_WORK INSTRUCTION_
Extract, from the records beneath this instruction, each line that contains the word "Boxes".

..........

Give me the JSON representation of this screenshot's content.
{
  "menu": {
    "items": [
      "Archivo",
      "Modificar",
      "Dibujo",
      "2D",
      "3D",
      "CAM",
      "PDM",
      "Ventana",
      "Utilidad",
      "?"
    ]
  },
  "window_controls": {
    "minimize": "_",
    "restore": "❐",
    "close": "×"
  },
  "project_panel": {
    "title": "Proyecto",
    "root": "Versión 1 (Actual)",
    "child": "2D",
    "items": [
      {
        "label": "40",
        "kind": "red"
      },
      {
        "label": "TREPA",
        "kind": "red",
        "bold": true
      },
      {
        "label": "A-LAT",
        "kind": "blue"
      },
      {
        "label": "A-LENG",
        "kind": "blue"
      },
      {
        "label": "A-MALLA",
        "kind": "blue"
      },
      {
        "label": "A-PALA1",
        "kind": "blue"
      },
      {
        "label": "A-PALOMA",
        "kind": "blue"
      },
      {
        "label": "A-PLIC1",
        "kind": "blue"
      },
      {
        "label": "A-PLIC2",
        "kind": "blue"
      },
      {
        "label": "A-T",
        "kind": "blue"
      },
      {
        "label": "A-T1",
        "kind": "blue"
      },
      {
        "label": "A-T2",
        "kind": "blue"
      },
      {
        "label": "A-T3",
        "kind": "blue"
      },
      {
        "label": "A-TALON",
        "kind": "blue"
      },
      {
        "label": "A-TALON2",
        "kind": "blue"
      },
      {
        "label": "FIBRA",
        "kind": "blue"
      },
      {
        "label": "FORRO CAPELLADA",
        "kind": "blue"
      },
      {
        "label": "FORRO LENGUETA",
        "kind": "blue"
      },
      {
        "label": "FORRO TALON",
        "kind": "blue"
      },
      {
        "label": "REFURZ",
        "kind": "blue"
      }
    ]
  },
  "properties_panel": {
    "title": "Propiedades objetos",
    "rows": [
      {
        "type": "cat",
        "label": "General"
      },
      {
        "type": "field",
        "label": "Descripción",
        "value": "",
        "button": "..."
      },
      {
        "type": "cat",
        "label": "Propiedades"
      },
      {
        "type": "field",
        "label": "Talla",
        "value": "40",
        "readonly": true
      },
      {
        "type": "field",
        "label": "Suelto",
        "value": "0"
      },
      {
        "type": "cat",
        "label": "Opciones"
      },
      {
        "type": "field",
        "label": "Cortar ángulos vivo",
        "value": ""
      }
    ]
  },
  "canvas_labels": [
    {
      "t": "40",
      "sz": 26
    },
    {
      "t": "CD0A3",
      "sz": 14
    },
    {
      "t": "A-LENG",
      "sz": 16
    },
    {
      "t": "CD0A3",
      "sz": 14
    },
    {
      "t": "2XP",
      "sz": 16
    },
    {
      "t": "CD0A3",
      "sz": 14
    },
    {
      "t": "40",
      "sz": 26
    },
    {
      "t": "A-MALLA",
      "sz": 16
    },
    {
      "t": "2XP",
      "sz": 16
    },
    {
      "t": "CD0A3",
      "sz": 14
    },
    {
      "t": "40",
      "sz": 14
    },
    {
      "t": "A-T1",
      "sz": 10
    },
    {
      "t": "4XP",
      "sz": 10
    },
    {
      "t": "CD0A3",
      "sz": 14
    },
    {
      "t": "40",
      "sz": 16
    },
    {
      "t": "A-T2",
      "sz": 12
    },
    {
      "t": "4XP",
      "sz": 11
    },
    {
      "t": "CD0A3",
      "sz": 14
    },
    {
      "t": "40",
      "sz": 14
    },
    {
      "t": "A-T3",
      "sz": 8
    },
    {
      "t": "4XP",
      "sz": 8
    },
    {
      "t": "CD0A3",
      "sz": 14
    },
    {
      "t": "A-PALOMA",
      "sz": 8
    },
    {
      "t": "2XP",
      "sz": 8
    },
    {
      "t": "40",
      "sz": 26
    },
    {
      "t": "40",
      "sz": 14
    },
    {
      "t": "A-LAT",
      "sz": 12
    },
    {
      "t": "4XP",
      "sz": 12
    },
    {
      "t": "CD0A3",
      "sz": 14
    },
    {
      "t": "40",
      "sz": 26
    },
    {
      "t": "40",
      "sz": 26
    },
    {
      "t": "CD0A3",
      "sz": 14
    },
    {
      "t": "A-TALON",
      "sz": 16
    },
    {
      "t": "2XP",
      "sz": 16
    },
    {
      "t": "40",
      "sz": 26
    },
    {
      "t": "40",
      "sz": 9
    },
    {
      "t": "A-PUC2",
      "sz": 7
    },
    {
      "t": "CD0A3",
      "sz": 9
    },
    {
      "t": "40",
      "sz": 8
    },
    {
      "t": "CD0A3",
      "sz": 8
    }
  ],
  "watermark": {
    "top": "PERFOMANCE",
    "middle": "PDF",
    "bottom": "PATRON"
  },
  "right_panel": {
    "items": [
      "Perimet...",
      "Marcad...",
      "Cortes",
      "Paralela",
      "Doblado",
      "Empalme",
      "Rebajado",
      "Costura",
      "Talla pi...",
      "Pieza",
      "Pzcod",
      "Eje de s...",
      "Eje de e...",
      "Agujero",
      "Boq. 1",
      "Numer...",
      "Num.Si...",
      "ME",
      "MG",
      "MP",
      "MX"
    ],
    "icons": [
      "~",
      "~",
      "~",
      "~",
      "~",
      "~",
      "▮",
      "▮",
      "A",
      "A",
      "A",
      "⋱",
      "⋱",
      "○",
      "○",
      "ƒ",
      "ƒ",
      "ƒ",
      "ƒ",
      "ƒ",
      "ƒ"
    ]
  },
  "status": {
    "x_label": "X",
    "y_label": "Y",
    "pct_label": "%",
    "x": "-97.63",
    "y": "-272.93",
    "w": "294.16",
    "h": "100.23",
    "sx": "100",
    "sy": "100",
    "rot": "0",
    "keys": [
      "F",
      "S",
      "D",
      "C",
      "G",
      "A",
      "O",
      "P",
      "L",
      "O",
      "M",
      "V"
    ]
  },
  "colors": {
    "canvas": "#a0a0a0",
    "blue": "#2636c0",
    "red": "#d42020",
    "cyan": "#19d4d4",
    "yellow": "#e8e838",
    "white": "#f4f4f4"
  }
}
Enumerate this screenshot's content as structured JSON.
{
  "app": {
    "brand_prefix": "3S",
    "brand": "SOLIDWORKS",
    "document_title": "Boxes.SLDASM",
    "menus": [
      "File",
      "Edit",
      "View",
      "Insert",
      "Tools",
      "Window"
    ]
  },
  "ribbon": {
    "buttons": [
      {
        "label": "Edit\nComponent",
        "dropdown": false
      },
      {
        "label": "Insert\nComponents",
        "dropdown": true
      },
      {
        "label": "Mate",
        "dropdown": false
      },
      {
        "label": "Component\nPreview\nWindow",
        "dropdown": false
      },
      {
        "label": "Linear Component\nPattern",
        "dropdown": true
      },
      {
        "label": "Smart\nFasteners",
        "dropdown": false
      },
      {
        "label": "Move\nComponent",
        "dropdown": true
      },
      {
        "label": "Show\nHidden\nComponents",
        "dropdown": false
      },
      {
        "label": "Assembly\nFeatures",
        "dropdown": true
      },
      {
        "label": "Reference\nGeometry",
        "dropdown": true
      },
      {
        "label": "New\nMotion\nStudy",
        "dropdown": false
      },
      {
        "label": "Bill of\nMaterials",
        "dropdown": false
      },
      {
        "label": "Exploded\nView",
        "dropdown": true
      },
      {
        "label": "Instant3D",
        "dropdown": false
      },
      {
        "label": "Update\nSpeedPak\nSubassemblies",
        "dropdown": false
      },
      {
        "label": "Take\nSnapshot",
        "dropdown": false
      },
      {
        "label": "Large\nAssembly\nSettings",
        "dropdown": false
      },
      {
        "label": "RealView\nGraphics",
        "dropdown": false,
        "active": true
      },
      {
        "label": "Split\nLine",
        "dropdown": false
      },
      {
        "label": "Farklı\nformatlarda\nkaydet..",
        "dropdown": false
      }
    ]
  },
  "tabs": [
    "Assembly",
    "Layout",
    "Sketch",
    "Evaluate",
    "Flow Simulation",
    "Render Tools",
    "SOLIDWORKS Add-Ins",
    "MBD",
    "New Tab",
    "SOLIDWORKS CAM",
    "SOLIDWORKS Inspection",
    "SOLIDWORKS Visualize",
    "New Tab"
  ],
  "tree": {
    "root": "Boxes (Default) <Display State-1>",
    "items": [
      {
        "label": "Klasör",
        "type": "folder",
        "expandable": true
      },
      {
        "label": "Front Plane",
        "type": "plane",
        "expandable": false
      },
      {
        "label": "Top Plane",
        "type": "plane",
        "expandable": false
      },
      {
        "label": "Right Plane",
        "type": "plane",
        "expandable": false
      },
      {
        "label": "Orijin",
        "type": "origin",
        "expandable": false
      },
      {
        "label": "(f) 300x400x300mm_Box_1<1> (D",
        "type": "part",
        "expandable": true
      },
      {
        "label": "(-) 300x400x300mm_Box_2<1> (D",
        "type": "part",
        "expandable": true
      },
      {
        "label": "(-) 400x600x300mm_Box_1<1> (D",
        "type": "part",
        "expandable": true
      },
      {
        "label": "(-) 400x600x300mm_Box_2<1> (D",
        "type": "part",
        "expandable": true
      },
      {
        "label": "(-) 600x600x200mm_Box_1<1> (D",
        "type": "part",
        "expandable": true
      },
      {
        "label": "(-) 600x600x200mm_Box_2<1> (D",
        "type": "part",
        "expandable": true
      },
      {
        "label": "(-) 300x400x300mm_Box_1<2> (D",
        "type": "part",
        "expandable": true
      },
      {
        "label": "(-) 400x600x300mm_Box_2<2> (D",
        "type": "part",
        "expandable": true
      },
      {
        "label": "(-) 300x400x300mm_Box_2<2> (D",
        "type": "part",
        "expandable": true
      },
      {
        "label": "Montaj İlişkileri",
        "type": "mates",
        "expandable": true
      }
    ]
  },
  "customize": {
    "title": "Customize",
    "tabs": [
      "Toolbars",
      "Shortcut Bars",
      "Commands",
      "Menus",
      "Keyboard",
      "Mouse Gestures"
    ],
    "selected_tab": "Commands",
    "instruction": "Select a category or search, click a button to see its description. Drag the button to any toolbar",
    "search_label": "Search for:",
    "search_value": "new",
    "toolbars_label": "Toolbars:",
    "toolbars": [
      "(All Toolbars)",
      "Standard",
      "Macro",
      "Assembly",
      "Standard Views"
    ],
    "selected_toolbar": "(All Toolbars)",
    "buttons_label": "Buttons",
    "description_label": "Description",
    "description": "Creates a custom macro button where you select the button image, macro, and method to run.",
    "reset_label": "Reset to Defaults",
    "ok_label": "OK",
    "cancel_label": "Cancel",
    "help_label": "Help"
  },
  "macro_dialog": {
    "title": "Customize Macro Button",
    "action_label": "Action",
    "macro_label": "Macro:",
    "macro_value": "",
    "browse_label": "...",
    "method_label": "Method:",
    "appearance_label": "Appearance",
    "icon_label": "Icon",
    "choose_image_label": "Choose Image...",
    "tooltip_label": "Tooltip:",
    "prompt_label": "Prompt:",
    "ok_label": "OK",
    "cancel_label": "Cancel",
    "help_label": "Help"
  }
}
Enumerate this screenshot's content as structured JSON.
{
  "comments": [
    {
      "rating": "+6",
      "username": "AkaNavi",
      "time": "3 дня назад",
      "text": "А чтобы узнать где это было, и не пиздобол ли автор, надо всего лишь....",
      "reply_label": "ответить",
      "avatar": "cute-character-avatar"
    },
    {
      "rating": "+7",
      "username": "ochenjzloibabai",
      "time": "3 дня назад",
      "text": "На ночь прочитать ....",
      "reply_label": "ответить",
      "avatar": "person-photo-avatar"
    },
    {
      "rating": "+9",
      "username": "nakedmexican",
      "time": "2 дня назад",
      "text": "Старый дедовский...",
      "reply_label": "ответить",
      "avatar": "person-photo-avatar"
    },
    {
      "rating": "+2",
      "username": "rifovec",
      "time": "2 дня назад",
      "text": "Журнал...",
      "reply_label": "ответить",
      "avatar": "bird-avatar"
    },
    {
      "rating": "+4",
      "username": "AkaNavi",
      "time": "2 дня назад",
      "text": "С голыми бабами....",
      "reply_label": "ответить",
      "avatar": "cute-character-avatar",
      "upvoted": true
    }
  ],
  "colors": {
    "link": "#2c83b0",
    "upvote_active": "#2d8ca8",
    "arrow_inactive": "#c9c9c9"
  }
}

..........

_SOLUTION TO THE PROBLEM_
    "document_title": "Boxes.SLDASM",
    "root": "Boxes (Default) <Display State-1>",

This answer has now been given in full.